I was asked back in February to join the Indiana Department of Health Advisory Committee for Early Hearing Detection and Intervention as a “deaf adult” representative. It really is interesting to me that as someone who lost their hearing as an adult and has no children, I actually have gained quite a bit of knowledge and understanding about this topic over the years. My knowledge is clearly only academic, but it is nice to be asked to participate on this committee. I also LOVE to talk about my hearing loss and my use of technology – I stayed for an hour after talking with a woman whose 5 year old has bilateral implants and uses the same processor I do. She had never met an adult with an implant before, so I was happy to give her any information I could to help.

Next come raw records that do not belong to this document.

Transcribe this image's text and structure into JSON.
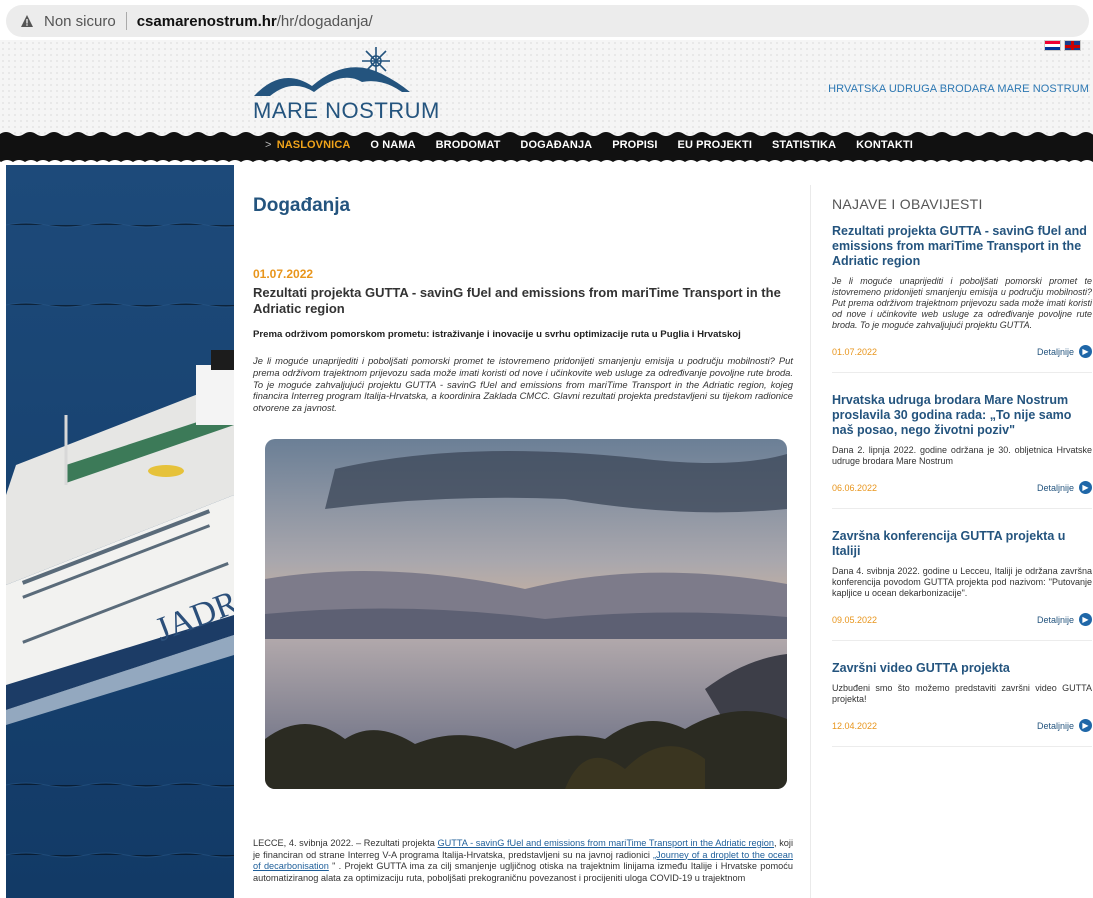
{
  "browser": {
    "security_label": "Non sicuro",
    "domain": "csamarenostrum.hr",
    "path": "/hr/dogadanja/"
  },
  "header": {
    "logo_text": "MARE NOSTRUM",
    "tagline": "HRVATSKA UDRUGA BRODARA MARE NOSTRUM"
  },
  "nav": {
    "items": [
      {
        "label": "NASLOVNICA"
      },
      {
        "label": "O NAMA"
      },
      {
        "label": "BRODOMAT"
      },
      {
        "label": "DOGAĐANJA"
      },
      {
        "label": "PROPISI"
      },
      {
        "label": "EU PROJEKTI"
      },
      {
        "label": "STATISTIKA"
      },
      {
        "label": "KONTAKTI"
      }
    ]
  },
  "main": {
    "page_title": "Događanja",
    "date": "01.07.2022",
    "article_title": "Rezultati projekta GUTTA - savinG fUel and emissions from mariTime Transport in the Adriatic region",
    "subtitle": "Prema održivom pomorskom prometu: istraživanje i inovacije u svrhu optimizacije ruta u Puglia i Hrvatskoj",
    "lead": "Je li moguće unaprijediti i poboljšati pomorski promet te istovremeno pridonijeti smanjenju emisija u području mobilnosti? Put prema održivom trajektnom prijevozu sada može imati koristi od nove i učinkovite web usluge za određivanje povoljne rute broda. To je moguće zahvaljujući projektu GUTTA - savinG fUel and emissions from mariTime Transport in the Adriatic region, kojeg financira Interreg program Italija-Hrvatska, a koordinira Zaklada CMCC. Glavni rezultati projekta predstavljeni su tijekom radionice otvorene za javnost.",
    "body_prefix": "LECCE, 4. svibnja 2022. – Rezultati projekta ",
    "body_link1": "GUTTA - savinG fUel and emissions from mariTime Transport in the Adriatic region",
    "body_mid": ", koji je financiran od strane Interreg V-A programa Italija-Hrvatska, predstavljeni su na javnoj radionici ",
    "body_link2": "„Journey of a droplet to the ocean of decarbonisation",
    "body_suffix": " \" . Projekt GUTTA ima za cilj smanjenje ugljičnog otiska na trajektnim linijama između Italije i Hrvatske pomoću automatiziranog alata za optimizaciju ruta, poboljšati prekograničnu povezanost i procijeniti uloga COVID-19 u trajektnom"
  },
  "sidebar": {
    "title": "NAJAVE I OBAVIJESTI",
    "more_label": "Detaljnije",
    "news": [
      {
        "title": "Rezultati projekta GUTTA - savinG fUel and emissions from mariTime Transport in the Adriatic region",
        "text": "Je li moguće unaprijediti i poboljšati pomorski promet te istovremeno pridonijeti smanjenju emisija u području mobilnosti? Put prema održivom trajektnom prijevozu sada može imati koristi od nove i učinkovite web usluge za određivanje povoljne rute broda. To je moguće zahvaljujući projektu GUTTA.",
        "date": "01.07.2022"
      },
      {
        "title": "Hrvatska udruga brodara Mare Nostrum proslavila 30 godina rada: „To nije samo naš posao, nego životni poziv\"",
        "text": "Dana 2. lipnja 2022. godine održana je 30. obljetnica Hrvatske udruge brodara Mare Nostrum",
        "date": "06.06.2022"
      },
      {
        "title": "Završna konferencija GUTTA projekta u Italiji",
        "text": "Dana 4. svibnja 2022. godine u Lecceu, Italiji je održana završna konferencija povodom GUTTA projekta pod nazivom: \"Putovanje kapljice u ocean dekarbonizacije\".",
        "date": "09.05.2022"
      },
      {
        "title": "Završni video GUTTA projekta",
        "text": "Uzbuđeni smo što možemo predstaviti završni video GUTTA projekta!",
        "date": "12.04.2022"
      }
    ]
  }
}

Often, I will equate my time as a child with Crohn’s to that of a deaf child – it’s something that is isolating, unknown and not understood by your classmates, often requires time off of school for appointments, often requires special accommodations. I am always heartened when I hear stories such as one my manager told me the other day – her son has a classmate with an implant, so he is trying to learn about it and understand it and help the classmate out. It’s not quite as unknown or taboo as it once was to be the “deaf kid”. Although, unfortunately stories of bullying and flushing implant processors down the toilet and things like that still exist. My colleagues and I at Hear Indiana are working best we can to educate about hearing loss and hearing devices, but there is still a very long way to go.
Anyway, back to the point of this post – I suppose I should not expect 15 years of deaf person habits to just go away after 6 months because I can suddenly hear. It’s just more amusing to me than anything else. I still have a hard time believing how I used to survive in the hearing world prior to this. I was in line at the food truck at work last week, and the woman in front of me asked if I could tell her when they call her name because she doesn’t hear very well – I told her yes, and told her I also don’t hear very well (and it turned out the man behind us has a 2 year old daughter with bilateral implants). I told her my trick for what I would do at the food truck – pay close attention to who orders in front of you, because 90% of the time orders will be done in the order they were received. So when you see that person picking up their order, you go close to the window and assume the next one called is you – then you wait a second to see if anyone else goes to pick it up and if they don’t, you do. I don’t have to do that anymore either. Again, still do it though even when I KNOW it’s my name they called. Habit.
Just a quick update from my last post while I’m here – I ended up going back to my audiologist a week after my last programming because turning off electrode #13 was definitely important. The pitch compensation from the other electrodes just sounded off, especially with music. I couldn’t find the key of songs to sing along with them because the pitch I was hearing and the pitch I though it should be weren’t the same. So I went back and we turned it back on and everything is really good now. Still a little bit of the tin-can effect on my implant ear, but nothing like it was before I went in for my last mapping.